YOUR GOAL
The word "true" appears in some lines of the records below; state how many lines, and nothing else.
Start of RECORDS TO PROCESS
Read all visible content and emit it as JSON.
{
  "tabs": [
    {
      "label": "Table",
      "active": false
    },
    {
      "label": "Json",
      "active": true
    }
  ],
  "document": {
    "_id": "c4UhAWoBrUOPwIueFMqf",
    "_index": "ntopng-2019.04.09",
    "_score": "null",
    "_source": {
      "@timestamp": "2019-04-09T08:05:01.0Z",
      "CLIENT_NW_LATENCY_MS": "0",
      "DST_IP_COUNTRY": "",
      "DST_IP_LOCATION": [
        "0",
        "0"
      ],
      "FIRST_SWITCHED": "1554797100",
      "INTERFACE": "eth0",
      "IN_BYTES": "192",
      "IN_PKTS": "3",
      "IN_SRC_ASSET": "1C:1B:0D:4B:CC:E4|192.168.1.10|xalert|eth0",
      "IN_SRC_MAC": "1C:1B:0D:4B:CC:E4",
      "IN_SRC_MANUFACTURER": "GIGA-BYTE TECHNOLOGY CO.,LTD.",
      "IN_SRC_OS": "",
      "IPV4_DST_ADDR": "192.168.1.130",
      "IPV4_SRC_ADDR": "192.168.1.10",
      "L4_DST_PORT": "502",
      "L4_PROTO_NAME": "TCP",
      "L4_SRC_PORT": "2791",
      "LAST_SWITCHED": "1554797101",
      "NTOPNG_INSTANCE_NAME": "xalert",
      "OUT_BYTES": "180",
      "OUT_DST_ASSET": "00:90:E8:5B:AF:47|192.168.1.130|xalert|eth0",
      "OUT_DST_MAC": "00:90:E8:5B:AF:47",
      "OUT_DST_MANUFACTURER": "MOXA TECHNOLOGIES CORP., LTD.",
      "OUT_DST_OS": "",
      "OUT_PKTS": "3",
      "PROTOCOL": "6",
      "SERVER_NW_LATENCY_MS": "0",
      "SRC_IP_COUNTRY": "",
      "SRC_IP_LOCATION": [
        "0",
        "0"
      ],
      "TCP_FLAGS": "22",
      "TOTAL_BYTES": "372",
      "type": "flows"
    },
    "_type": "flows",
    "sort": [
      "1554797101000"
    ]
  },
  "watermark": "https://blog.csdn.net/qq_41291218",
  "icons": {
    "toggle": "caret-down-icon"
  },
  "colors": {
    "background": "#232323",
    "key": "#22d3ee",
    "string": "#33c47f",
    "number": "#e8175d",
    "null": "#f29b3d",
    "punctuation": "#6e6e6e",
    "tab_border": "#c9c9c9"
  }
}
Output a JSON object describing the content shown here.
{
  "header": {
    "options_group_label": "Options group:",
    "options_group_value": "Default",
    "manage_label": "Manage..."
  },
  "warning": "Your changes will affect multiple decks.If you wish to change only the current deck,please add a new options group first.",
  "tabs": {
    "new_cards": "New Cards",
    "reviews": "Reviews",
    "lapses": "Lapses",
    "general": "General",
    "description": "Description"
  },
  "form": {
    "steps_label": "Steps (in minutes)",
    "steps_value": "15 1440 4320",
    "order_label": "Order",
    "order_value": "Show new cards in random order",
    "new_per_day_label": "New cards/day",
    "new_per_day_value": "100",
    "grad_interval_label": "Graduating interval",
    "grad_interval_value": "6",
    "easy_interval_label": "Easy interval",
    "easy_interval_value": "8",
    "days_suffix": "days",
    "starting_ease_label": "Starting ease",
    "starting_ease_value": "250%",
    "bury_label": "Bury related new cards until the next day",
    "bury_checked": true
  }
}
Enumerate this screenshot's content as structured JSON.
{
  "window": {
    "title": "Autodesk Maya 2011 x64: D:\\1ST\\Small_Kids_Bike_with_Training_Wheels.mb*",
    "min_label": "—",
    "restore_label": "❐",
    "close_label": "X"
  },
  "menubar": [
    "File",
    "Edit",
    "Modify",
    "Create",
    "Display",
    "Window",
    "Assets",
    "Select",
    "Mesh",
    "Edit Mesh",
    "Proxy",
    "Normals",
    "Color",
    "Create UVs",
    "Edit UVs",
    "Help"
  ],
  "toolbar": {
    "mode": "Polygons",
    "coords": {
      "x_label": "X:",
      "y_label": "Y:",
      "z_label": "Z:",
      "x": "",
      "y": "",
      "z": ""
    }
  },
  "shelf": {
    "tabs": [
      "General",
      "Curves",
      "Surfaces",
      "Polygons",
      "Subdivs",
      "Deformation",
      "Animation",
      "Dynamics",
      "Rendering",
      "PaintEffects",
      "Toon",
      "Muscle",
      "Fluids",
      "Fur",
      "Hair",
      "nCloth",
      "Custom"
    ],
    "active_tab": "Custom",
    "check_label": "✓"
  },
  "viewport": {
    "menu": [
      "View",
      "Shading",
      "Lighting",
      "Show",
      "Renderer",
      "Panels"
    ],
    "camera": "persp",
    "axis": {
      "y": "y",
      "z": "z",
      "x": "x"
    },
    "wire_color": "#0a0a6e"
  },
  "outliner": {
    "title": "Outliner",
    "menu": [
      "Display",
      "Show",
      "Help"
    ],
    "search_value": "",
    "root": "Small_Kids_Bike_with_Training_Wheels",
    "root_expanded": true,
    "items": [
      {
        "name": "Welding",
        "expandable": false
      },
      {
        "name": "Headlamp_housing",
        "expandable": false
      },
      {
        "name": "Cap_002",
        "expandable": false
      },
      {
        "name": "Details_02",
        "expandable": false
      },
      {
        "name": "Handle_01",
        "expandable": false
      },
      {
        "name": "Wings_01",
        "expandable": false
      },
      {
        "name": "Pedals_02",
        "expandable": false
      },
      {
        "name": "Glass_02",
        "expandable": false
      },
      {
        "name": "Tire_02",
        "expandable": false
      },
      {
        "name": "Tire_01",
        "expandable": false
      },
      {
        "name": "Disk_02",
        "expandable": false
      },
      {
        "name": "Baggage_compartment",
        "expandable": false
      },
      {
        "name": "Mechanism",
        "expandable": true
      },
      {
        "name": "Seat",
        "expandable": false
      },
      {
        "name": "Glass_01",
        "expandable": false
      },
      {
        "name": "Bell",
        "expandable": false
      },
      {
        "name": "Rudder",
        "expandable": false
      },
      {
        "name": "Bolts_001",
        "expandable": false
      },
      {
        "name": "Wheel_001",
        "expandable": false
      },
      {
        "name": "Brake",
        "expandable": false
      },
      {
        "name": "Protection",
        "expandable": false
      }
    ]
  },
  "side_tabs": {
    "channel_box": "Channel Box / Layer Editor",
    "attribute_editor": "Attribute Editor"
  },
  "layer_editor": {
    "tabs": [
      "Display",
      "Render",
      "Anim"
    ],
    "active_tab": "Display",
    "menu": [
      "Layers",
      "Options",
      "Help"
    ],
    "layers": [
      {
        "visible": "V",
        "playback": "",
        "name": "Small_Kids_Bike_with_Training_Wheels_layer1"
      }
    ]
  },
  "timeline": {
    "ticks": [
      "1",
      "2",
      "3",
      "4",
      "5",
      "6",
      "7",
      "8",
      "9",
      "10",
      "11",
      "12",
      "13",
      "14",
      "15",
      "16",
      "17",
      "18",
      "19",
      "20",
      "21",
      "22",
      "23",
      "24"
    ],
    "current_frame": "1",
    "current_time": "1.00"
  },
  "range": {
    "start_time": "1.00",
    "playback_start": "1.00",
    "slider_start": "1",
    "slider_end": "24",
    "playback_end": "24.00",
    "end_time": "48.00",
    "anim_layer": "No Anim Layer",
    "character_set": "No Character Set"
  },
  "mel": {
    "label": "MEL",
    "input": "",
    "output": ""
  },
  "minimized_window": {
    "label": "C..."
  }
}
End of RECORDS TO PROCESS
WRITTEN SOLUTION
4